This is a very simple custom control implementation of a progress bar that allows text to be written over it.
Over the years, Microsoft has made a few Progress Bar controls, but all of them have been lacking in some useful feature or another. One of these features is the ability to write text centered over the control.
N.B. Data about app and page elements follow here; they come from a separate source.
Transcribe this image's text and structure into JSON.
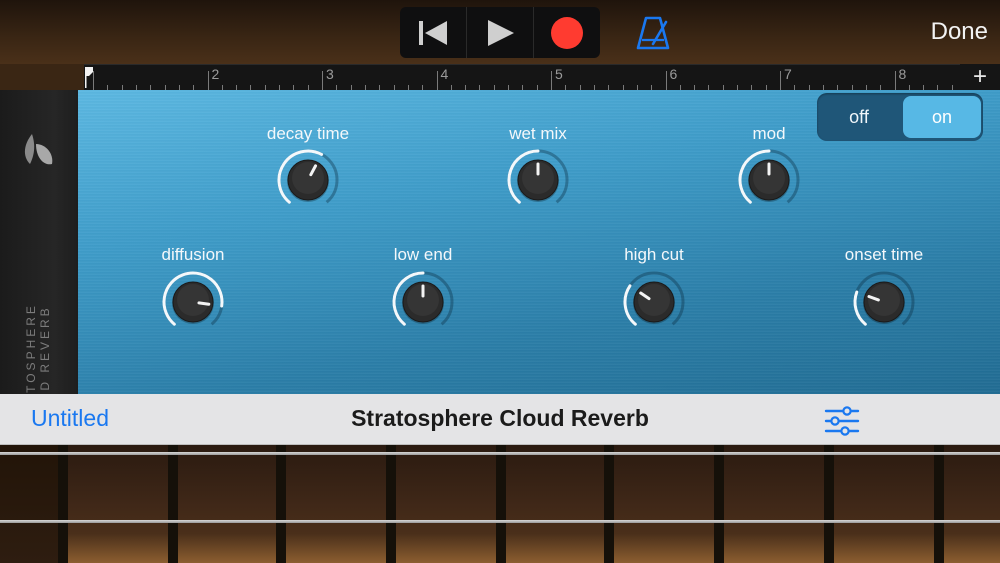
{
  "toolbar": {
    "done_label": "Done",
    "record_color": "#ff3b30",
    "accent_color": "#1a78f0"
  },
  "ruler": {
    "bars": [
      "2",
      "3",
      "4",
      "5",
      "6",
      "7",
      "8"
    ],
    "add_label": "+"
  },
  "plugin": {
    "vertical_brand": [
      "STRATOSPHERE",
      "CLOUD REVERB"
    ],
    "toggle": {
      "off_label": "off",
      "on_label": "on",
      "state": "on"
    },
    "knobs": {
      "decay_time": {
        "label": "decay time",
        "level": 0.6
      },
      "wet_mix": {
        "label": "wet mix",
        "level": 0.5
      },
      "mod": {
        "label": "mod",
        "level": 0.5
      },
      "diffusion": {
        "label": "diffusion",
        "level": 0.85
      },
      "low_end": {
        "label": "low end",
        "level": 0.5
      },
      "high_cut": {
        "label": "high cut",
        "level": 0.3
      },
      "onset_time": {
        "label": "onset time",
        "level": 0.25
      }
    }
  },
  "titlebar": {
    "song_name": "Untitled",
    "plugin_name": "Stratosphere Cloud Reverb"
  }
}
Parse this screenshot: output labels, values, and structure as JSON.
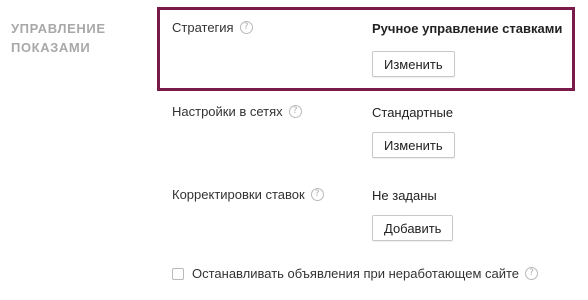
{
  "section": {
    "title": "Управление показами"
  },
  "rows": {
    "strategy": {
      "label": "Стратегия",
      "value": "Ручное управление ставками",
      "button": "Изменить"
    },
    "networks": {
      "label": "Настройки в сетях",
      "value": "Стандартные",
      "button": "Изменить"
    },
    "bid_adjustments": {
      "label": "Корректировки ставок",
      "value": "Не заданы",
      "button": "Добавить"
    }
  },
  "checkbox": {
    "label": "Останавливать объявления при неработающем сайте",
    "checked": false
  },
  "help_icon_glyph": "?",
  "colors": {
    "highlight": "#7a1a4a",
    "section_title": "#a8a8a8"
  }
}
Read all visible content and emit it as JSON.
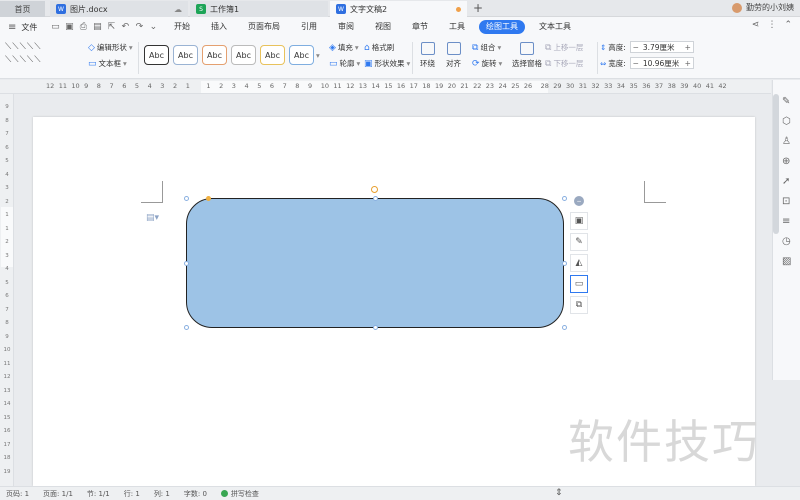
{
  "tabs": {
    "home": "首页",
    "doc1": "图片.docx",
    "doc2": "工作簿1",
    "active": "文字文稿2",
    "new_tab": "+"
  },
  "user": {
    "name": "勤劳的小刘姨"
  },
  "menubar": {
    "file": "文件",
    "menus": [
      "开始",
      "插入",
      "页面布局",
      "引用",
      "审阅",
      "视图",
      "章节",
      "工具",
      "绘图工具",
      "文本工具"
    ],
    "active_menu": "绘图工具"
  },
  "ribbon": {
    "edit_shape": "编辑形状",
    "text_box": "文本框",
    "style_preset": "Abc",
    "fill": "填充",
    "format_painter": "格式刷",
    "outline": "轮廓",
    "shape_effects": "形状效果",
    "wrap": "环绕",
    "align": "对齐",
    "group": "组合",
    "rotate": "旋转",
    "select_pane": "选择窗格",
    "bring_forward": "上移一层",
    "send_backward": "下移一层",
    "height_label": "高度:",
    "height_value": "3.79厘米",
    "width_label": "宽度:",
    "width_value": "10.96厘米",
    "minus": "−",
    "plus": "+"
  },
  "ruler": {
    "ticks": [
      "12",
      "11",
      "10",
      "9",
      "8",
      "7",
      "6",
      "5",
      "4",
      "3",
      "2",
      "1",
      "1",
      "2",
      "3",
      "4",
      "5",
      "6",
      "7",
      "8",
      "9",
      "10",
      "11",
      "12",
      "13",
      "14",
      "15",
      "16",
      "17",
      "18",
      "19",
      "20",
      "21",
      "22",
      "23",
      "24",
      "25",
      "26",
      "28",
      "29",
      "30",
      "31",
      "32",
      "33",
      "34",
      "35",
      "36",
      "37",
      "38",
      "39",
      "40",
      "41",
      "42"
    ]
  },
  "watermark": "软件技巧",
  "status": {
    "page_num": "页码: 1",
    "pages": "页面: 1/1",
    "section": "节: 1/1",
    "row": "行: 1",
    "col": "列: 1",
    "word_count": "字数: 0",
    "spell_check": "拼写检查"
  },
  "colors": {
    "accent": "#2f79f0",
    "shape_fill": "#9dc3e6",
    "shape_border": "#222222"
  },
  "icons": {
    "floating_toolbar": [
      "minus-circle-icon",
      "layout-icon",
      "pen-icon",
      "fill-icon",
      "outline-icon",
      "more-icon"
    ],
    "right_panel": [
      "pen-icon",
      "shapes-icon",
      "pin-icon",
      "download-icon",
      "cursor-icon",
      "lock-icon",
      "sliders-icon",
      "history-icon",
      "image-icon"
    ]
  }
}
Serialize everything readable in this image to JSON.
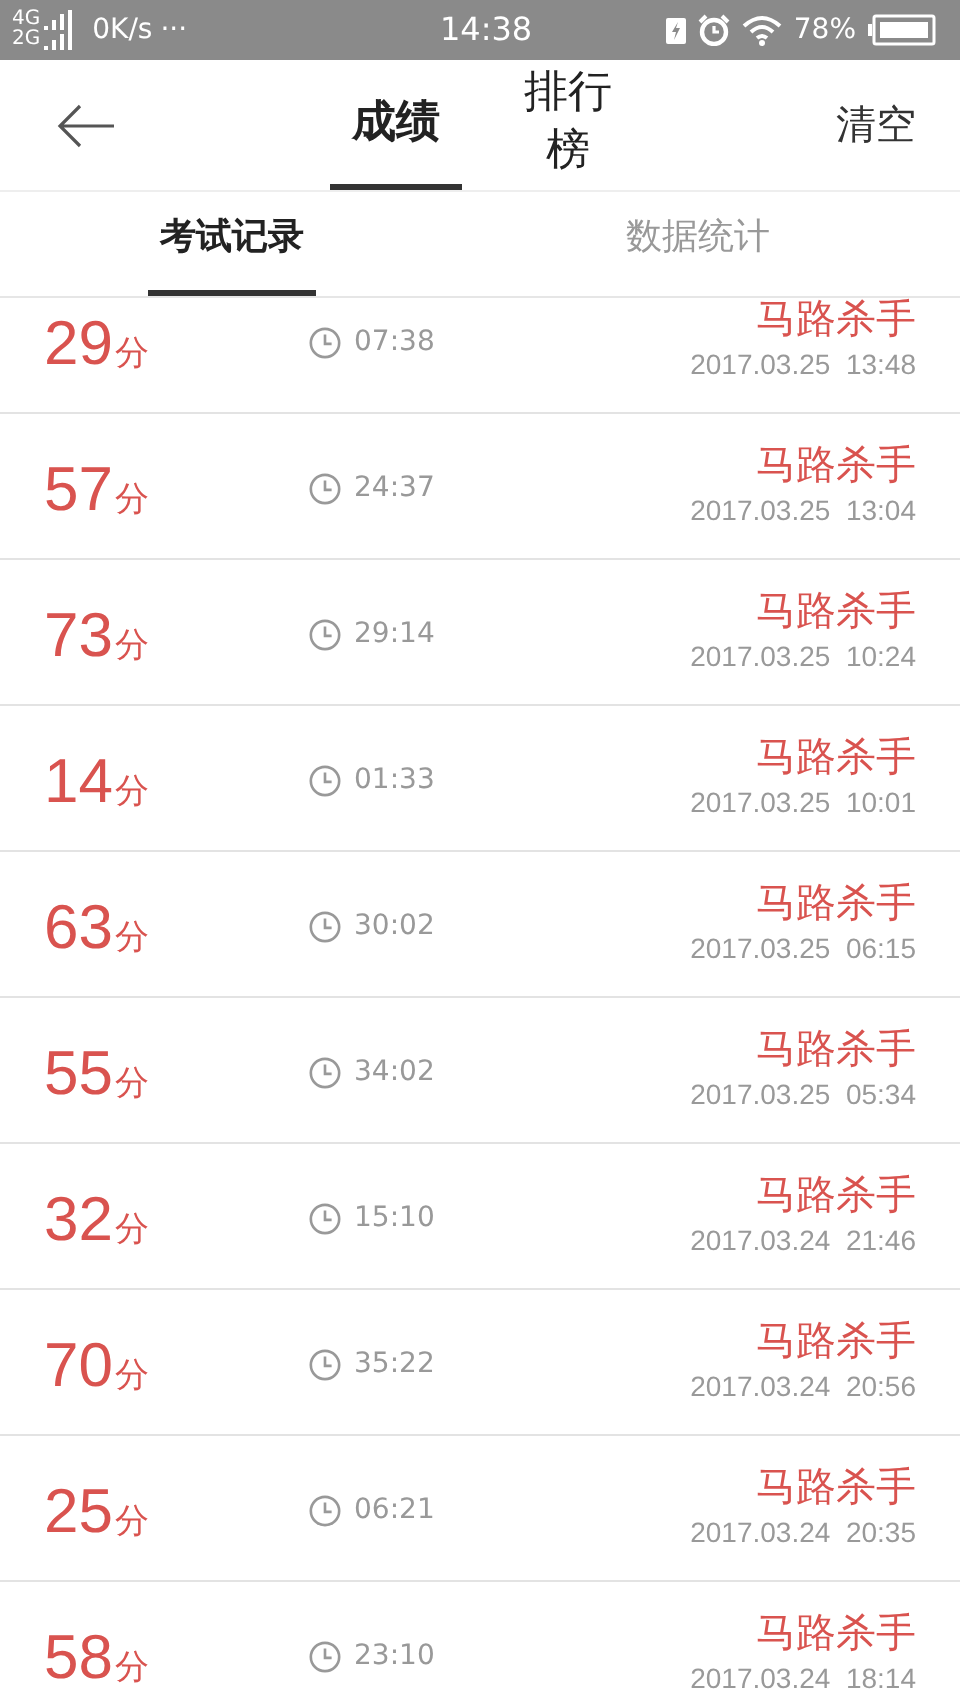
{
  "status_bar": {
    "network_top": "4G",
    "network_bottom": "2G",
    "speed": "0K/s",
    "more": "···",
    "time": "14:38",
    "battery": "78%"
  },
  "header": {
    "tabs": [
      {
        "label": "成绩",
        "selected": true
      },
      {
        "label": "排行榜",
        "selected": false
      }
    ],
    "action": "清空"
  },
  "sub_tabs": [
    {
      "label": "考试记录",
      "selected": true
    },
    {
      "label": "数据统计",
      "selected": false
    }
  ],
  "records": [
    {
      "score": "29",
      "unit": "分",
      "duration": "07:38",
      "name": "马路杀手",
      "date": "2017.03.25",
      "time": "13:48"
    },
    {
      "score": "57",
      "unit": "分",
      "duration": "24:37",
      "name": "马路杀手",
      "date": "2017.03.25",
      "time": "13:04"
    },
    {
      "score": "73",
      "unit": "分",
      "duration": "29:14",
      "name": "马路杀手",
      "date": "2017.03.25",
      "time": "10:24"
    },
    {
      "score": "14",
      "unit": "分",
      "duration": "01:33",
      "name": "马路杀手",
      "date": "2017.03.25",
      "time": "10:01"
    },
    {
      "score": "63",
      "unit": "分",
      "duration": "30:02",
      "name": "马路杀手",
      "date": "2017.03.25",
      "time": "06:15"
    },
    {
      "score": "55",
      "unit": "分",
      "duration": "34:02",
      "name": "马路杀手",
      "date": "2017.03.25",
      "time": "05:34"
    },
    {
      "score": "32",
      "unit": "分",
      "duration": "15:10",
      "name": "马路杀手",
      "date": "2017.03.24",
      "time": "21:46"
    },
    {
      "score": "70",
      "unit": "分",
      "duration": "35:22",
      "name": "马路杀手",
      "date": "2017.03.24",
      "time": "20:56"
    },
    {
      "score": "25",
      "unit": "分",
      "duration": "06:21",
      "name": "马路杀手",
      "date": "2017.03.24",
      "time": "20:35"
    },
    {
      "score": "58",
      "unit": "分",
      "duration": "23:10",
      "name": "马路杀手",
      "date": "2017.03.24",
      "time": "18:14"
    }
  ]
}
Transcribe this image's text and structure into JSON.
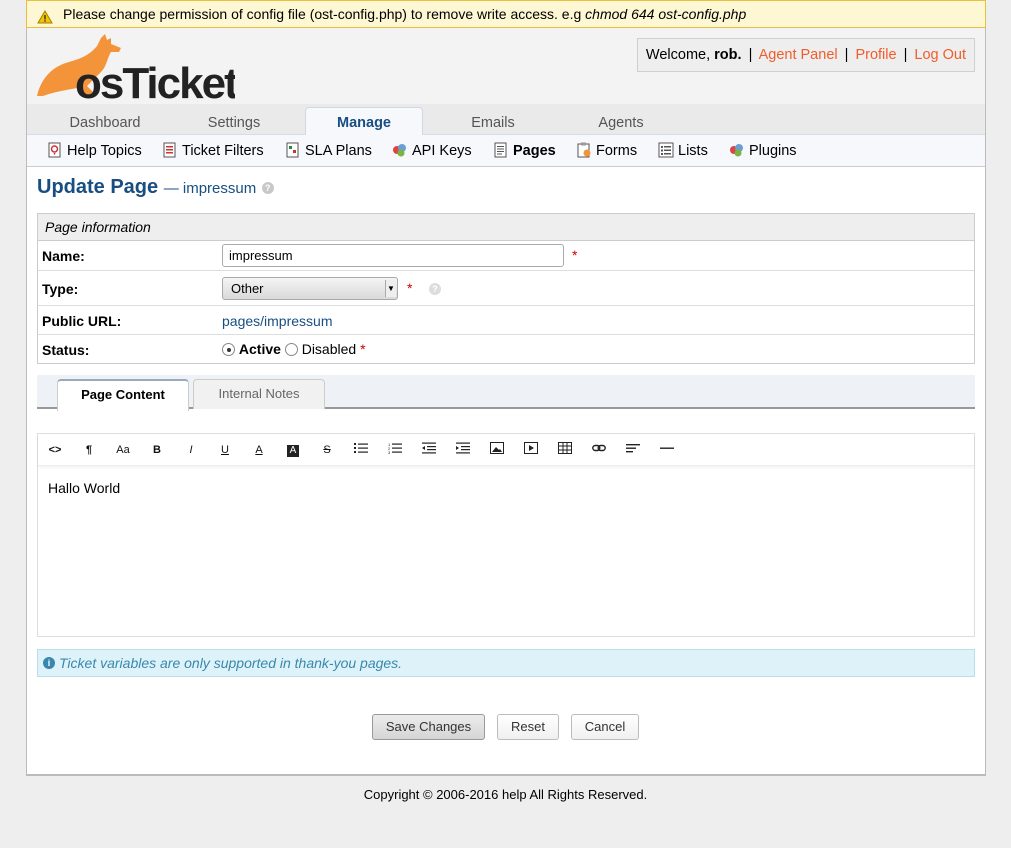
{
  "warning": {
    "text": "Please change permission of config file (ost-config.php) to remove write access. e.g ",
    "command": "chmod 644 ost-config.php"
  },
  "logo": {
    "text": "osTicket"
  },
  "user": {
    "welcome": "Welcome, ",
    "name": "rob",
    "name_suffix": ".",
    "agent_panel": "Agent Panel",
    "profile": "Profile",
    "logout": "Log Out",
    "sep": "|"
  },
  "nav": {
    "tabs": [
      "Dashboard",
      "Settings",
      "Manage",
      "Emails",
      "Agents"
    ],
    "active": "Manage"
  },
  "subnav": {
    "items": [
      "Help Topics",
      "Ticket Filters",
      "SLA Plans",
      "API Keys",
      "Pages",
      "Forms",
      "Lists",
      "Plugins"
    ],
    "active": "Pages"
  },
  "page": {
    "title": "Update Page",
    "subtitle": "— impressum"
  },
  "form": {
    "section": "Page information",
    "name_label": "Name:",
    "name_value": "impressum",
    "type_label": "Type:",
    "type_value": "Other",
    "url_label": "Public URL:",
    "url_value": "pages/impressum",
    "status_label": "Status:",
    "status_active": "Active",
    "status_disabled": "Disabled",
    "required": "*"
  },
  "content_tabs": [
    "Page Content",
    "Internal Notes"
  ],
  "editor": {
    "toolbar": [
      "html",
      "format",
      "font-size",
      "bold",
      "italic",
      "underline",
      "font-color",
      "back-color",
      "strikethrough",
      "unordered-list",
      "ordered-list",
      "outdent",
      "indent",
      "image",
      "video",
      "table",
      "link",
      "align",
      "horizontal-rule"
    ],
    "body": "Hallo World"
  },
  "info": "Ticket variables are only supported in thank-you pages.",
  "buttons": {
    "save": "Save Changes",
    "reset": "Reset",
    "cancel": "Cancel"
  },
  "footer": "Copyright © 2006-2016 help All Rights Reserved.",
  "colors": {
    "brand_blue": "#184e81",
    "logo_orange": "#f4943a",
    "link_orange": "#f05d2b",
    "required_red": "#cc0000",
    "info_blue": "#3a87ad"
  }
}
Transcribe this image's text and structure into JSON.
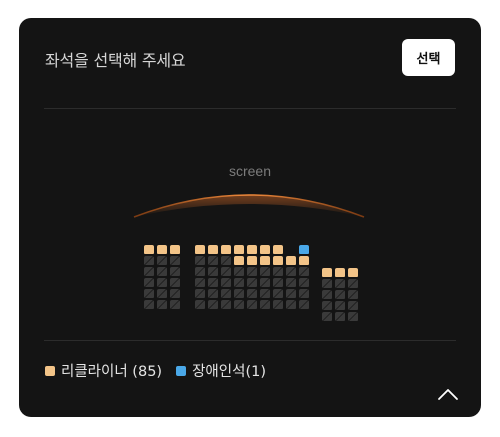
{
  "header": {
    "title": "좌석을 선택해 주세요",
    "select_button": "선택"
  },
  "screen": {
    "label": "screen"
  },
  "seat_map": {
    "blocks": [
      {
        "name": "left",
        "cols": 3,
        "rows": [
          [
            "r",
            "r",
            "r"
          ],
          [
            "x",
            "x",
            "x"
          ],
          [
            "x",
            "x",
            "x"
          ],
          [
            "x",
            "x",
            "x"
          ],
          [
            "x",
            "x",
            "x"
          ],
          [
            "x",
            "x",
            "x"
          ]
        ]
      },
      {
        "name": "center",
        "cols": 9,
        "rows": [
          [
            "r",
            "r",
            "r",
            "r",
            "r",
            "r",
            "r",
            "-",
            "a"
          ],
          [
            "x",
            "x",
            "x",
            "r",
            "r",
            "r",
            "r",
            "r",
            "r"
          ],
          [
            "x",
            "x",
            "x",
            "x",
            "x",
            "x",
            "x",
            "x",
            "x"
          ],
          [
            "x",
            "x",
            "x",
            "x",
            "x",
            "x",
            "x",
            "x",
            "x"
          ],
          [
            "x",
            "x",
            "x",
            "x",
            "x",
            "x",
            "x",
            "x",
            "x"
          ],
          [
            "x",
            "x",
            "x",
            "x",
            "x",
            "x",
            "x",
            "x",
            "x"
          ]
        ]
      },
      {
        "name": "right",
        "cols": 3,
        "rows": [
          [
            "-",
            "-",
            "-"
          ],
          [
            "r",
            "r",
            "r"
          ],
          [
            "x",
            "x",
            "x"
          ],
          [
            "x",
            "x",
            "x"
          ],
          [
            "x",
            "x",
            "x"
          ],
          [
            "x",
            "x",
            "x"
          ]
        ]
      }
    ]
  },
  "legend": {
    "items": [
      {
        "label": "리클라이너 (85)",
        "color": "#f3c488"
      },
      {
        "label": "장애인석(1)",
        "color": "#4aa8e8"
      }
    ]
  },
  "colors": {
    "panel_bg": "#141414",
    "recliner": "#f3c488",
    "accessible": "#4aa8e8",
    "taken": "#3a3a3a",
    "screen_glow": "#e8742a"
  },
  "icons": {
    "collapse": "chevron-up-icon"
  }
}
In December 2008, Jacob Jordan posed some code to do this:
int percent = (int)(((double)(progressBar1.Value - progressBar1.Minimum) /
(double)(progressBar1.Maximum - progressBar1.Minimum)) * 100);
using (Graphics gr = progressBar1.CreateGraphics())
gr.DrawString(percent.ToString() + "%",
new PointF(progressBar1.Width / 2 - (gr.MeasureString(percent.ToString() + "%",
SystemFonts.DefaultFont).Width / 2.0F),
progressBar1.Height / 2 - (gr.MeasureString(percent.ToString() + "%",
SystemFonts.DefaultFont).Height / 2.0F)));
This was a great solution, but it had to be done manually to each progress bar. I thought it might be easier to just drag and drop a premade custom control from the Form Designer, so I built one that wrapped a progress bar and handled the drawing of text and/or automatically drawing a percentage.
Using the Code
To use this control, just drag and drop CustomControls.dll into your VS toolbox, and then drop the control into your form just like you would a normal progress bar.
I haven't exposed all of the properties of the progress bar. The ones that I did are:
Color BarColor (which maps to
If you need to access something else, just change the access modifier of the
ProgressBar control member and recompile.
Two new properties have been added to handle the text:
true, then the percent complete is automatically calculated and displayed, otherwise the value of
CenterText is displayed. Some slight modification to the original code was needed to accomplish this:
private void UpdateText()
int percent = (int)(((double)(Value - Minimum) /
(double)(Maximum - Minimum)) * 100);
s = percent.ToString() + "%";
s = CenterText;
using (Graphics gr = thePB.CreateGraphics())
gr.DrawString(s, Font, new SolidBrush(ForeColor),
new PointF(Width / 2 - (gr.MeasureString(s, Font).Width / 2.0F),
Height / 2 - (gr.MeasureString(s, Font).Height / 2.0F)));
This is a very simple implementation and has a lot of room for improvement, but for most uses it is a drop-in solution.
- 14th January, 2009: Initial post